H = 0.018 X Q(ti — to) X L = 0.018 X 59(70 — 20) X 19 = 1.062 X 50 X 19 = 1008.9 Btu/h = 1009 Btu/h
Table 44 represents a typical wall infiltration chart for a number of different types of wall construction. Like the air infiltration rate through windows, it is also based on wind velocity (see Table 43).
Table 44 Infiltration Through Various Types of Wall Construction

Courtesy ASHRAE 1960 Guide 
AirChange Method
In the airchange method, the amount of air leakage (i. e., infiltration) is calculated on the basis of an assumed number of air changes per hour per room. The number of air changes will depend upon the type of room and the number of walls exposed to the outdoors. Table 45 is an example of a typical airchange chart used in the airchange method.
Table 45 Fresh Air Requirements
Type of Building or Room
Attic spaces (for cooling)
Boiler room Churches, auditoriums College classrooms Dining rooms (hotel)
Engine rooms
Factory buildings (ordinary
Manufacturing)
Factory buildings (extreme fumes or moisture)
Foundries
Minimum Air Cubic Feet of
Changes per Air per Minute
Hour per Occupant
1215
1520
8 2030
2530
5
46
24
1015
(continued)
Type of Building or Room
Galvanizing plants Garages (repair)
Garages (storage)
Homes (night cooling)
Hospitals (general)
Hospitals (children’s)
Hospitals (contagious diseases) Kitchens (hotel)
Kitchens (restaurant)
Libraries (public)
Laundries Mills (paper)

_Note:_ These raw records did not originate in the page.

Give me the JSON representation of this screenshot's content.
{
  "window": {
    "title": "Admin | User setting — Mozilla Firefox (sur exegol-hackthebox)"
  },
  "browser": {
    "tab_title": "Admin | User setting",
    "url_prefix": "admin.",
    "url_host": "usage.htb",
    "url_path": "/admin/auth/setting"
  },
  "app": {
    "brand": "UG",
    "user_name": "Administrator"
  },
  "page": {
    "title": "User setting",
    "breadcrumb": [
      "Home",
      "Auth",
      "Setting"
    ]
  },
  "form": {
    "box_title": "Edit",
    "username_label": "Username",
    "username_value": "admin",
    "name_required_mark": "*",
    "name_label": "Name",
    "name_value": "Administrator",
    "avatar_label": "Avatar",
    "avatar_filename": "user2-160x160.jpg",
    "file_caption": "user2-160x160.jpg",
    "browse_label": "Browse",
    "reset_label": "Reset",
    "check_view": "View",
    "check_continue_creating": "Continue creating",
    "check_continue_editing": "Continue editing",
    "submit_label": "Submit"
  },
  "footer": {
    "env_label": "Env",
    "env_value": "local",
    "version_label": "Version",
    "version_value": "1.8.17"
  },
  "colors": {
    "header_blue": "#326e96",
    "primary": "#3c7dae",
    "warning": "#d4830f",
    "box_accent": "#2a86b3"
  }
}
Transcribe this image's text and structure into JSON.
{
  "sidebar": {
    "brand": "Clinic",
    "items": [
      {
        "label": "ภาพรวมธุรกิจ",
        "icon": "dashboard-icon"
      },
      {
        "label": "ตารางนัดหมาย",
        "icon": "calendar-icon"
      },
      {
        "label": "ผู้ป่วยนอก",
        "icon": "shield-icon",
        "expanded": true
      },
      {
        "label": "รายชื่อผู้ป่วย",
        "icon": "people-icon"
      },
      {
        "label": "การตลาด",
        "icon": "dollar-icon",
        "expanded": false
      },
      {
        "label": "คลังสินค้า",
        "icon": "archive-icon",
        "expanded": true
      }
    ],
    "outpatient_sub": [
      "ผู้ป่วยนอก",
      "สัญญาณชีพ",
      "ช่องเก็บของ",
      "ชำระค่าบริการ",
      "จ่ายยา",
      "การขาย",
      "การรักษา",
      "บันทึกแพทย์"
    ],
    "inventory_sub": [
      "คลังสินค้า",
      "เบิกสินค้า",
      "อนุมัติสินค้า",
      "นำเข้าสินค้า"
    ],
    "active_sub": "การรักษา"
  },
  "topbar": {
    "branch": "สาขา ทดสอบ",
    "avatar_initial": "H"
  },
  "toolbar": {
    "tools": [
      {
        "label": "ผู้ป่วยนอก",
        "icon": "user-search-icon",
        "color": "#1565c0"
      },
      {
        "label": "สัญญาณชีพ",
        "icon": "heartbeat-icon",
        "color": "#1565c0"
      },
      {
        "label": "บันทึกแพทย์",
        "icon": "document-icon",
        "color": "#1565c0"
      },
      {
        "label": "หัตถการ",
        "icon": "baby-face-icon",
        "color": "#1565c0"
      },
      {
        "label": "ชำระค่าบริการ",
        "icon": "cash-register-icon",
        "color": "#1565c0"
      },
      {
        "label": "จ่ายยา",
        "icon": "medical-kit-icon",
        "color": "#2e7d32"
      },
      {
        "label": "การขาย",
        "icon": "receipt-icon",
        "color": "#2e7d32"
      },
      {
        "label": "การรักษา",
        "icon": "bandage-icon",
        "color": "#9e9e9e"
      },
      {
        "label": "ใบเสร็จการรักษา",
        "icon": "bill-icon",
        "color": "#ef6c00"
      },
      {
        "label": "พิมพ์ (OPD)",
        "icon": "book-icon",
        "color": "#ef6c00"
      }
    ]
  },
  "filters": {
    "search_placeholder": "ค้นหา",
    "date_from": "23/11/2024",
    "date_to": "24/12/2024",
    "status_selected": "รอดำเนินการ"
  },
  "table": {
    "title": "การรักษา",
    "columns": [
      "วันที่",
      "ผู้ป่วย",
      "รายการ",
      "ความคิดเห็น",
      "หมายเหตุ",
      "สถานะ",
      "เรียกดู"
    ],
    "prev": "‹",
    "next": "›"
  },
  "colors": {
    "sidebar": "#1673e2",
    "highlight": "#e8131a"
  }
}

Mills (textile—general buildings) Mills (textile—dyehouses) Offices (public)
Offices (private)
Pickling plants Pump rooms Schools (grade)
Schools (high)
Restaurants Shops (machine)
Shops (paint)
Shops (railroad)
Shops (woodworking) Substations (electric)
Theaters
Turbine rooms (electric)
Warehouses
Waiting rooms (public)
Minimum Air Cubic Feet of
Changes per Air per Minute
Hour per Occupant
2030
2030
4 6
9 17
4050
3540
8090
10 20 1020 4
1015
1520
4
1520
3
4
1015
5
1525
3035
812
5
1520
5
5
5 10
1015
510
2
4
Posted in Audel HVAC Fundamentals Volume 1 Heating Systems, Furnaces, and Boilers